╭─ PROVIDED DATA
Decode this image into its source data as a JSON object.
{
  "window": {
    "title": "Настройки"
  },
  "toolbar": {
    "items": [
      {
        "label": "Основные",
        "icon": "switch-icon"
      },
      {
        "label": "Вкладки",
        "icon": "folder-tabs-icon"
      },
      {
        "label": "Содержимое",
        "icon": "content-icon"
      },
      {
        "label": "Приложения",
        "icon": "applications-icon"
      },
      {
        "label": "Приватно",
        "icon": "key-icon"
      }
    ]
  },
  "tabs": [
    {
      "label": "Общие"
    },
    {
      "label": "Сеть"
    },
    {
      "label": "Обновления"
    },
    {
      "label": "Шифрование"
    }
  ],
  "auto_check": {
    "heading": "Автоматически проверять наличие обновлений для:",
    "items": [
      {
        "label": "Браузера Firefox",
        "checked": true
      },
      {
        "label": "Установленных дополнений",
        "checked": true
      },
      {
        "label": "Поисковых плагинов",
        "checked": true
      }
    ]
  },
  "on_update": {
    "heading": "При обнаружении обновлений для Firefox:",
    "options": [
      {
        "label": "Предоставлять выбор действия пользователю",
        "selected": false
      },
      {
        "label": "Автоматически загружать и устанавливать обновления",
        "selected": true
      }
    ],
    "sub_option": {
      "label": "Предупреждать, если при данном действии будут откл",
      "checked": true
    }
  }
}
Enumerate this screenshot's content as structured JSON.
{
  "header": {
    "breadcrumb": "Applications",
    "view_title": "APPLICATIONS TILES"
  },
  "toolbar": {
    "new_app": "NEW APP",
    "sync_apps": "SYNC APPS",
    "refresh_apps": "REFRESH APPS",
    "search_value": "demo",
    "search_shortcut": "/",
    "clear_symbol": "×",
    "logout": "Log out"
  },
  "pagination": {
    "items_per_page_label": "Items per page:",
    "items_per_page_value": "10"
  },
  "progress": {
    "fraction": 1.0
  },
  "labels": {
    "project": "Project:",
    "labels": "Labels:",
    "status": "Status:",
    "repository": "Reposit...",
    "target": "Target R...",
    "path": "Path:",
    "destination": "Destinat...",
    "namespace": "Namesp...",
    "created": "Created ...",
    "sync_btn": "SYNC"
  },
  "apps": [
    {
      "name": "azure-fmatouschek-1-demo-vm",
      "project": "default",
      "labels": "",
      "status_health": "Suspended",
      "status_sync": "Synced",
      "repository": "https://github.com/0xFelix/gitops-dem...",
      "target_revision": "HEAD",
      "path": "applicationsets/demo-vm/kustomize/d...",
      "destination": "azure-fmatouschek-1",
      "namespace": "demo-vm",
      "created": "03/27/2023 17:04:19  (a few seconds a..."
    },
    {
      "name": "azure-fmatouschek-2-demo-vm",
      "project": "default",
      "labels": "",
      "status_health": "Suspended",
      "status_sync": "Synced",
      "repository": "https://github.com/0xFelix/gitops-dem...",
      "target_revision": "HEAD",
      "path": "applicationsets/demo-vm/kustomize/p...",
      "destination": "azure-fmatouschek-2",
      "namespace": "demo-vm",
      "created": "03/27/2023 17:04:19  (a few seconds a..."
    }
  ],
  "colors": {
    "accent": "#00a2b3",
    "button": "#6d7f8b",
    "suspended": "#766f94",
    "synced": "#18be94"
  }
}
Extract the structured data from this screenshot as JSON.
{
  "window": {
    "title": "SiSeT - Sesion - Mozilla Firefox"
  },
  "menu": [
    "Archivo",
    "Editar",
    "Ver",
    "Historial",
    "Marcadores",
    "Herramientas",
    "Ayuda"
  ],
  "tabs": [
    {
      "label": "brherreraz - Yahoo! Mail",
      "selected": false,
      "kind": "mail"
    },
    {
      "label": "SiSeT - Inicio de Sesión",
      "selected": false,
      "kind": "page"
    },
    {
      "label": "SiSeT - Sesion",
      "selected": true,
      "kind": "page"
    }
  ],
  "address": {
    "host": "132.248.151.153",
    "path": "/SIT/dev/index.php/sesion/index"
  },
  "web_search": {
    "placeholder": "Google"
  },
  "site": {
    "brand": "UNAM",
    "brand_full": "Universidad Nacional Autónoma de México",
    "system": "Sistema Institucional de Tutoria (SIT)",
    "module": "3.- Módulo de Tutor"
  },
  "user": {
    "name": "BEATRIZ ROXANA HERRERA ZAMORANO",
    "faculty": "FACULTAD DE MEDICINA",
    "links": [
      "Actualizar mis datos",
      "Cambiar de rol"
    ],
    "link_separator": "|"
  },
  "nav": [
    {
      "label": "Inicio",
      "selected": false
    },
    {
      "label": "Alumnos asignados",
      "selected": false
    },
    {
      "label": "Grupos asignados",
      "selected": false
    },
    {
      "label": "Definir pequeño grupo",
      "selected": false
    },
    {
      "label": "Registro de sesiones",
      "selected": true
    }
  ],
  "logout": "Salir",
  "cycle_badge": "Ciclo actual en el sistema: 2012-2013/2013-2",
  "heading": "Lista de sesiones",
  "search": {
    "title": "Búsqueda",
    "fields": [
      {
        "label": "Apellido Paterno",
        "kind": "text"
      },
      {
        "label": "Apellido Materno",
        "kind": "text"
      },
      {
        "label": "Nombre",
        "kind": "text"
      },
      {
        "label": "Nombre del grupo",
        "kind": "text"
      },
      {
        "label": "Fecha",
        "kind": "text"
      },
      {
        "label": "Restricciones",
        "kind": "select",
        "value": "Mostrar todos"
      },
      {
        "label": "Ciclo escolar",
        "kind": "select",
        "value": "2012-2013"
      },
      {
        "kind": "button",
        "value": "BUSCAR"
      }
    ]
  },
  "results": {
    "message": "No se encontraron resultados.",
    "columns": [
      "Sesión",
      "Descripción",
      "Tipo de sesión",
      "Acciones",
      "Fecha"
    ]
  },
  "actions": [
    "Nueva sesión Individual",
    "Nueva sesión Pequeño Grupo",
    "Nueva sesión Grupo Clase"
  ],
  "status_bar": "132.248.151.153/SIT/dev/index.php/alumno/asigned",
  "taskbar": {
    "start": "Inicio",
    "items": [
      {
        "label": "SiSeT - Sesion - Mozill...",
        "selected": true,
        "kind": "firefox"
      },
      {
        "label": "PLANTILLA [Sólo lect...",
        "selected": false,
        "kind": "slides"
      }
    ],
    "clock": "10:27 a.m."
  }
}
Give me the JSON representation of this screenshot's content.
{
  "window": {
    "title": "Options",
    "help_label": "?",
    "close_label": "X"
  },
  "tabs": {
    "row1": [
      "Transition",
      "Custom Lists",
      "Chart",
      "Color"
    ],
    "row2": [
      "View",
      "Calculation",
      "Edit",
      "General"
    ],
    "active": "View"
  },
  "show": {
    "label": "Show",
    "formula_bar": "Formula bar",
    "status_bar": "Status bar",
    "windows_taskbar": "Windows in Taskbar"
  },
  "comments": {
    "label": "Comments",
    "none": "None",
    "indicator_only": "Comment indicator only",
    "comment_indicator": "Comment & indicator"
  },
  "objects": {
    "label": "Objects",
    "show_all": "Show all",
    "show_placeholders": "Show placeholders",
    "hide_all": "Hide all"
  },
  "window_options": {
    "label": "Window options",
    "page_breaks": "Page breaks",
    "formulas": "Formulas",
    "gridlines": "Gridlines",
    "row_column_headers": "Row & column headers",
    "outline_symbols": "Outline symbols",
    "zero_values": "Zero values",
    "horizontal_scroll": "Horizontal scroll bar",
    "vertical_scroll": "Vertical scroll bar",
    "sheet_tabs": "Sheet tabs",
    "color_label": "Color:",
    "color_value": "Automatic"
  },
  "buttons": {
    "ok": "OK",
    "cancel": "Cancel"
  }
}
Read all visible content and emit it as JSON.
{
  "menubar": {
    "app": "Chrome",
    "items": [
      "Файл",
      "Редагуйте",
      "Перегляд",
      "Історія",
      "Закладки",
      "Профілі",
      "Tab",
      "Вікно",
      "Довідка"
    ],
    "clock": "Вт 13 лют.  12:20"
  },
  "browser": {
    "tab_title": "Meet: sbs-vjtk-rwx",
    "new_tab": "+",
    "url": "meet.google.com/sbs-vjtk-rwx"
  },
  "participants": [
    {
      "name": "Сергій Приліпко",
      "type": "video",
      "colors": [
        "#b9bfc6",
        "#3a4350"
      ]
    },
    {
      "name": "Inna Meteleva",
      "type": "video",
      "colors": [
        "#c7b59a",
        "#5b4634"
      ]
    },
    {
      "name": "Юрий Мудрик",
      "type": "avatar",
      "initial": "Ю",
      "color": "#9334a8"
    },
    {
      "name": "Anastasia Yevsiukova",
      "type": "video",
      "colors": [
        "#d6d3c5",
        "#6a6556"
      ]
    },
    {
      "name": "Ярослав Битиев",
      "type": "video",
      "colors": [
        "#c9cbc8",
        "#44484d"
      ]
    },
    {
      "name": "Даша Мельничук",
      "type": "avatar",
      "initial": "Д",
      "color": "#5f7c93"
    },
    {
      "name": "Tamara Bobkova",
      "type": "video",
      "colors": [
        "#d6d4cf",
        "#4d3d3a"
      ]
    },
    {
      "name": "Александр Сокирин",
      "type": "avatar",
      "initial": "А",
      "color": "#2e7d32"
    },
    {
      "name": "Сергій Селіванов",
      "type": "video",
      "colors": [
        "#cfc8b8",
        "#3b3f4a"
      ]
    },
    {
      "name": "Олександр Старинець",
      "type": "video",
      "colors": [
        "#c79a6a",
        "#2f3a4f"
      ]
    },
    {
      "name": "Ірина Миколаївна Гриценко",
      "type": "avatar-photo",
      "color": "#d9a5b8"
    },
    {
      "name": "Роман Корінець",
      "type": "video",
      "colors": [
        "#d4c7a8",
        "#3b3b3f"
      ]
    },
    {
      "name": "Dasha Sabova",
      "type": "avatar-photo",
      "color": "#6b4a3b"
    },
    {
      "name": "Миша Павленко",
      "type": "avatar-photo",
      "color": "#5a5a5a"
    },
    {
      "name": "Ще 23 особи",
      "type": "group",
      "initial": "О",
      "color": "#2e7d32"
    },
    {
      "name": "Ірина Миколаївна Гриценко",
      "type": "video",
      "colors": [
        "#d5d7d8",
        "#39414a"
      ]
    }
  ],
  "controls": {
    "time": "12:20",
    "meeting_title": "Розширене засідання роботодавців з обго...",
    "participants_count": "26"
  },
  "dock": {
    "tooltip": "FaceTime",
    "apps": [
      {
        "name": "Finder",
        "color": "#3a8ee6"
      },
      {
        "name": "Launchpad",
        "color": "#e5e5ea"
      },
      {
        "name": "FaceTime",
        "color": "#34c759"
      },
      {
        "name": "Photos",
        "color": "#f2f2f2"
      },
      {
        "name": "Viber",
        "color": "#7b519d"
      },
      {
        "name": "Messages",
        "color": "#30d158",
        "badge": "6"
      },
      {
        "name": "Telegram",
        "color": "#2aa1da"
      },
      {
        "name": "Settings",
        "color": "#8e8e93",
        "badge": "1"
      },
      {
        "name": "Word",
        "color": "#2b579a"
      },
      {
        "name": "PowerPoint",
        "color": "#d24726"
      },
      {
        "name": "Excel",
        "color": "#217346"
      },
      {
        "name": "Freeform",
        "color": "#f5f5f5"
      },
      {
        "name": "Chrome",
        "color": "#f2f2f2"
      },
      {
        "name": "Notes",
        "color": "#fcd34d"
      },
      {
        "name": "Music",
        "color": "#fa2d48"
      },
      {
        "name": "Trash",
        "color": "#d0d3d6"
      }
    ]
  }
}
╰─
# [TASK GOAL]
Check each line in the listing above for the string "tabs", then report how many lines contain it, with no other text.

# [ANSWER SPACE]
5